Authorities suspended the shipment of supplies up to the Afghan border on Tuesday to clear the way for the military to launch an offensive aimed at ending surging militant attacks on the route.
“Two helicopter gunships pounded militant hideouts while troops moved with tanks to secure the area,” said Jehangir Khan Afridi, an administration official in the Khyber region.
The Khyber Pass runs between the northwestern city of Peshawar and the border town of Torkham and is a vital supply line for more than 65,000 Western troops battling the Taliban insurgency in Afghanistan.
The U.S. military sends 75 percent of supplies for the Afghan war through or over Pakistan, including 40 percent of the fuel for its troops, the U.S. Defense Department says.
A second overland route is through the town of Chaman to the southwest leading to the Afghan city of Kandahar, and is likely to become more important as the United States begins moving up to 30,000 new troops into Afghanistan next year.
Militants in Khyber have been trying to choke off supplies for months and have destroyed hundreds of trucks and killed several drivers.
Many truckers have stopped working on the road and supplies had been disrupted but not cut off until authorities sealed the route temporarily on Tuesday.
A spokesman for NATO’s Afghan force welcomed the effort to make the route safer and played down the impact on military operations saying the force had stocks.
Nevertheless, the attacks have exposed the vulnerability of the route and forced the alliance to look for alternatives, including through Central Asia into northern Afghanistan.
Authorities have not said how long the offensive would last, only that they were determined to clear militants out.

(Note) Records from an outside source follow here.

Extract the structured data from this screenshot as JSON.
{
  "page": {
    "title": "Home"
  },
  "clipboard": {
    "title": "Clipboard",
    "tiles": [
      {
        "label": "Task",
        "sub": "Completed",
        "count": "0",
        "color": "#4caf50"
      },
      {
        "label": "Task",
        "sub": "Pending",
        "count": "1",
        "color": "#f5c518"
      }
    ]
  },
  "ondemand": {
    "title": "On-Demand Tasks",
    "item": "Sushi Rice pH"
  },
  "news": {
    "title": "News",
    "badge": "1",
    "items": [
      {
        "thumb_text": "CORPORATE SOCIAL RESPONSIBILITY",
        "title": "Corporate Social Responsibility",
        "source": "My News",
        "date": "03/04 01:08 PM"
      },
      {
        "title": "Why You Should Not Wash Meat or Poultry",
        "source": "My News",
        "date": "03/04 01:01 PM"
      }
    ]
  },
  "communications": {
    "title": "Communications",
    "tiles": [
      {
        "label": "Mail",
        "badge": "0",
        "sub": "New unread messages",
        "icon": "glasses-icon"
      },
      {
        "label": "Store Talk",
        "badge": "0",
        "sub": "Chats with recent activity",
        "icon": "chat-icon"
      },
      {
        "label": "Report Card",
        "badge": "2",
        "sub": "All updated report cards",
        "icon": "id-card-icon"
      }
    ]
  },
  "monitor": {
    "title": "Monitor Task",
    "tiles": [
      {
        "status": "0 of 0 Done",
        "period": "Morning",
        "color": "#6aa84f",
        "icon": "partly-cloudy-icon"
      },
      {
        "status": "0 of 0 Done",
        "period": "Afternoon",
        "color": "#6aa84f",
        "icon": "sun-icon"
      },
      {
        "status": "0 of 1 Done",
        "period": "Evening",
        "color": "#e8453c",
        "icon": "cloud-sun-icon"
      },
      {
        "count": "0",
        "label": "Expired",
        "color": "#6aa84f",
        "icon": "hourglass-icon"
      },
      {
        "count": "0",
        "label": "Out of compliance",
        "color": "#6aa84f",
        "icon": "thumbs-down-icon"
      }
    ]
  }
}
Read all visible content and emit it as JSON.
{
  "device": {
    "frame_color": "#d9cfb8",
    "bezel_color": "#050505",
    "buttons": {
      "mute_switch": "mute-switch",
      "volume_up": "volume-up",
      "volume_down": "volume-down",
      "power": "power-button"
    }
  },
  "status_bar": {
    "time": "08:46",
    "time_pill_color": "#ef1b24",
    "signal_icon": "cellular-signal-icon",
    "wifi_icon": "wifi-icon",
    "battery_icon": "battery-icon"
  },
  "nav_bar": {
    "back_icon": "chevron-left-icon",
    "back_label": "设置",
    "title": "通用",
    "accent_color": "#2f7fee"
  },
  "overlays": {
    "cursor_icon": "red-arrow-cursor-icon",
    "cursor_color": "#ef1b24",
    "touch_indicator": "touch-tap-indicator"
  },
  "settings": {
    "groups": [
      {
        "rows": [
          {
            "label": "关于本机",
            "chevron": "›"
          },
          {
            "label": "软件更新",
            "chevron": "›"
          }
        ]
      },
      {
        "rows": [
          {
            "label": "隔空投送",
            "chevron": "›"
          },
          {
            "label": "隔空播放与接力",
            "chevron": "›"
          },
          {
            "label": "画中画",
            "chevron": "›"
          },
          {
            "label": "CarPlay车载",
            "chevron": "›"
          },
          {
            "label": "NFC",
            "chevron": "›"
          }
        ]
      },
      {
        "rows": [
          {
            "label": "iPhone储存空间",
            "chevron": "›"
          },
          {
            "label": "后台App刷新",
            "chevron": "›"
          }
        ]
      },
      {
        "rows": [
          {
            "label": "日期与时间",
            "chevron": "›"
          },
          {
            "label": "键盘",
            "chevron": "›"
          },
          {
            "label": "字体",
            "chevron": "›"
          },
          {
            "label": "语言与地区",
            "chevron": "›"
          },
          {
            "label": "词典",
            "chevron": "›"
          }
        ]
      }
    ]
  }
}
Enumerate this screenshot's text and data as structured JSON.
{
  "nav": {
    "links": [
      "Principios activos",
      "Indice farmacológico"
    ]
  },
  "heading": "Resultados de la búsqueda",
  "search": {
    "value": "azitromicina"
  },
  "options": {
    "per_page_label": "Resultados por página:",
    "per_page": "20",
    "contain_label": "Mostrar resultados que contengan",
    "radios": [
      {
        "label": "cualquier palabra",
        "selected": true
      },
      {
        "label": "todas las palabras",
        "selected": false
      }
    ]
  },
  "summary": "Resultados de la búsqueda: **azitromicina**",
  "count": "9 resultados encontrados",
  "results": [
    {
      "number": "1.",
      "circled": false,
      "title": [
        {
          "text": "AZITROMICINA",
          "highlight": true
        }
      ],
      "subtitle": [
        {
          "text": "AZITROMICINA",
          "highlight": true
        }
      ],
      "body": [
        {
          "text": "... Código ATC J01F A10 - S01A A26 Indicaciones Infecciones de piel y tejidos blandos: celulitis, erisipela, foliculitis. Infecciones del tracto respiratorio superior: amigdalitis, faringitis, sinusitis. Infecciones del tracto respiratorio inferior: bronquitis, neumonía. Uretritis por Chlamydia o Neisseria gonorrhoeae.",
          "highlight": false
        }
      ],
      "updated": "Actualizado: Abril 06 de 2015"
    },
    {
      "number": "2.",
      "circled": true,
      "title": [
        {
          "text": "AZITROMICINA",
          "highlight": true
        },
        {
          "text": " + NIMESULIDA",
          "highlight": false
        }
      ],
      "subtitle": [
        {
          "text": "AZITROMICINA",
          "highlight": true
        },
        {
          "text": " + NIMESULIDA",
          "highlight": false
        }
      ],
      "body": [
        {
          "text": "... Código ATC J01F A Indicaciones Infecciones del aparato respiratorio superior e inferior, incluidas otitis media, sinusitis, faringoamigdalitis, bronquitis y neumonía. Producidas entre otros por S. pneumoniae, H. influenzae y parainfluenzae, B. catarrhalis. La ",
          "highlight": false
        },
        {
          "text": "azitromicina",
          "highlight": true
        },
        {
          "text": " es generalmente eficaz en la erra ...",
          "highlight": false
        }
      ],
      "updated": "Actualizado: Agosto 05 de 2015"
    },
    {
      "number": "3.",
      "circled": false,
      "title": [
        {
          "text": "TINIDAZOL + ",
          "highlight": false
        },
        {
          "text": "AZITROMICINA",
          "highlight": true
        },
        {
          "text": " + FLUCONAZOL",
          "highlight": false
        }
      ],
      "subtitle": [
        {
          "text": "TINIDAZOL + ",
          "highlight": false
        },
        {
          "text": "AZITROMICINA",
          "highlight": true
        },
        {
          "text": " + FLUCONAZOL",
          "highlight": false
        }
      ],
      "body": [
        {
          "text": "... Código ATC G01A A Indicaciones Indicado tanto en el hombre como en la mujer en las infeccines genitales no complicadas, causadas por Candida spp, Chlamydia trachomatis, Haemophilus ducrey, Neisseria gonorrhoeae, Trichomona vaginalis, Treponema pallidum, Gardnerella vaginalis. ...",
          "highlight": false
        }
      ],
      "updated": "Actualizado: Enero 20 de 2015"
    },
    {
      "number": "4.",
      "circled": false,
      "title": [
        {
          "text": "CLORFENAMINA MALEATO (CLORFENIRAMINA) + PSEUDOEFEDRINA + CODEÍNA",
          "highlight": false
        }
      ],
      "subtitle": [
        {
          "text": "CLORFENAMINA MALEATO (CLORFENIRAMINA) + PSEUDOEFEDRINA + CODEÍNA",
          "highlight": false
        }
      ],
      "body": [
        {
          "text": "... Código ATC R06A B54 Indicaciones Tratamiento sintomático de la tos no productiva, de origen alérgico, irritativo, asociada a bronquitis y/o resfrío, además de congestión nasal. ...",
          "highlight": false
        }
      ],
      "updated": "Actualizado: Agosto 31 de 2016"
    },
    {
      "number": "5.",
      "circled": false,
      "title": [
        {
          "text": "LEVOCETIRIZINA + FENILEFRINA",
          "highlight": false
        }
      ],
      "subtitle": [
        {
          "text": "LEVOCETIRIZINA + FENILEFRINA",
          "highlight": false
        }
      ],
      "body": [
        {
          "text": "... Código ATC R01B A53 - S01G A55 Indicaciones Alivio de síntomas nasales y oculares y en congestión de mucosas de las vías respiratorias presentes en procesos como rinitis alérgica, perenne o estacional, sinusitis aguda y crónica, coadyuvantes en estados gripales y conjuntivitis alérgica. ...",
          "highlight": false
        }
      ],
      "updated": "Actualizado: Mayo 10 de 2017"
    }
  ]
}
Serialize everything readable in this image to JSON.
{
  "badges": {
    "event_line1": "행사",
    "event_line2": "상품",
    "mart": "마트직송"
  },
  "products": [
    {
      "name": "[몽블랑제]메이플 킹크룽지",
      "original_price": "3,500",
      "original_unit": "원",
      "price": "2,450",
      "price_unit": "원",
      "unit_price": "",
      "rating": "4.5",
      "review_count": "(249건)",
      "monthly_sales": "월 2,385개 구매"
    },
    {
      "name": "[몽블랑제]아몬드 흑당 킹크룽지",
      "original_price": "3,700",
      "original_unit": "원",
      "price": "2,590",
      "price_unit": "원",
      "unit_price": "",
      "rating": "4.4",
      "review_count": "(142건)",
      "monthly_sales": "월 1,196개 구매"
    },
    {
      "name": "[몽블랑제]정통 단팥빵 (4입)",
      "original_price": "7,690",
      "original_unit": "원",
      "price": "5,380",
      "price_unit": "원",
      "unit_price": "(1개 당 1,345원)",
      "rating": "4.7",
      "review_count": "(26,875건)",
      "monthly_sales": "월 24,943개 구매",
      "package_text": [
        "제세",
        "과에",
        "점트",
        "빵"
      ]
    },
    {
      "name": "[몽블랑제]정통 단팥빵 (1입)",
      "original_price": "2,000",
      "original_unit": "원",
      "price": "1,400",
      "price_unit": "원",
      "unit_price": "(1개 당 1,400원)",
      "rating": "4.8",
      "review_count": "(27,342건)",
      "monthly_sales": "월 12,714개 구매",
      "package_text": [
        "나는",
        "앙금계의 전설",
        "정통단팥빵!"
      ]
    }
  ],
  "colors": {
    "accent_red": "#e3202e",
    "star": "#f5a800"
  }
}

The governor of the North West Frontier Province, Owais Ahmed Ghani, said the offensive would continue until objectives had been achieved and it could be extended to other areas. He did not elaborate.
Intelligence officials said on Tuesday troops had faced pockets of militant resistance and Afridi said two important militant hideouts had been destroyed.
But officials and residents said on Wednesday most insurgents had apparently fled the Khyber region to neighbouring areas. “There has been no fire from the militants. They must have fled to remote areas or to Mohmand,” said resident Irfan Afridi, referring to a neighbouring region where security forces have also been fighting Pakistani Taliban insurgents.
Militants melted away in June when security forces launched a similar sweep in Khyber.
A pro-Taliban ethnic Pashtun tribal elder surrendered to authorities, promising his tribe would support security. “We’re loyal to Pakistan and the government. We will not fight security forces, offer resistance nor give shelter to militants or criminals,” the tribal leader, Attaullah Khan, told Reuters.
The offensive has coincided with growing tension with old rival India after the late November militant attacks in the Indian city of Mumbai that India blamed on Pakistan-based militants.
The Pakistani military has moved some troops off its western border with Afghanistan in response to the tension.